Saved data entries
══════

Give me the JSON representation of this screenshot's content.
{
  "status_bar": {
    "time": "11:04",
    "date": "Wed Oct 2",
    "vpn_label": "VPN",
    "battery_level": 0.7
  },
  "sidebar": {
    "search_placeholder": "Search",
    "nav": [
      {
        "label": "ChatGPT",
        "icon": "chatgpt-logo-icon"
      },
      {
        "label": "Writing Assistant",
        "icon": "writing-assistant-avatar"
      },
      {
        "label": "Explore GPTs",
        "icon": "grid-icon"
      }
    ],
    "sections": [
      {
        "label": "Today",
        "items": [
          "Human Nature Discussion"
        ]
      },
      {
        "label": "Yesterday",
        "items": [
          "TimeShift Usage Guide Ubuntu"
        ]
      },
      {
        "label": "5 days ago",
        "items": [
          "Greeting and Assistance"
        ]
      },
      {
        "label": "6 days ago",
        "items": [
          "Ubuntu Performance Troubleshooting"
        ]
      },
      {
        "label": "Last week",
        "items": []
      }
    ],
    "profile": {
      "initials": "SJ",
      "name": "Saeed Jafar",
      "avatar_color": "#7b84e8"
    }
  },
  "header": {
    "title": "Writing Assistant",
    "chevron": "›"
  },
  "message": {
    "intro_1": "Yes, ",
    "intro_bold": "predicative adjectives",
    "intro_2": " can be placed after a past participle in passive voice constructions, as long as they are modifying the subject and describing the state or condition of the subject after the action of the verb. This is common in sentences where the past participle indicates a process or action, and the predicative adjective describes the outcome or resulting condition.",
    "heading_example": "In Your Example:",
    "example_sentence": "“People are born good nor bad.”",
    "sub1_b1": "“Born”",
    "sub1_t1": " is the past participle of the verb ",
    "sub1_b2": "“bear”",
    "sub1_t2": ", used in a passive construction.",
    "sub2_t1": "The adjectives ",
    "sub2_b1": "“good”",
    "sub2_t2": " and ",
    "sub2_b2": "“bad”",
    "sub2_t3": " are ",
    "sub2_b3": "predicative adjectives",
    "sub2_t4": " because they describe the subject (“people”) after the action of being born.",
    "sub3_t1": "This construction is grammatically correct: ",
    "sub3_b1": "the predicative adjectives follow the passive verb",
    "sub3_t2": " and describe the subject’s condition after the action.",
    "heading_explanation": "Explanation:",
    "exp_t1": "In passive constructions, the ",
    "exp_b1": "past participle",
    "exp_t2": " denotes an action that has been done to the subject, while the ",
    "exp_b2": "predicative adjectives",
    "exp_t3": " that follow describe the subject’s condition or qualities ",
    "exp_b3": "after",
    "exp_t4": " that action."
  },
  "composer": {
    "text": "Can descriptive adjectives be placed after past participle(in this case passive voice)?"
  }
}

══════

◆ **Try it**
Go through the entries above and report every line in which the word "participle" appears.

◆ **Task result**
    "intro_2": " can be placed after a past participle in passive voice constructions, as long as they are modifying the subject and describing the state or condition of the subject after the action of the verb. This is common in sentences where the past participle indicates a process or action, and the predicative adjective describes the outcome or resulting condition.",
    "sub1_t1": " is the past participle of the verb ",
    "exp_b1": "past participle",
    "text": "Can descriptive adjectives be placed after past participle(in this case passive voice)?"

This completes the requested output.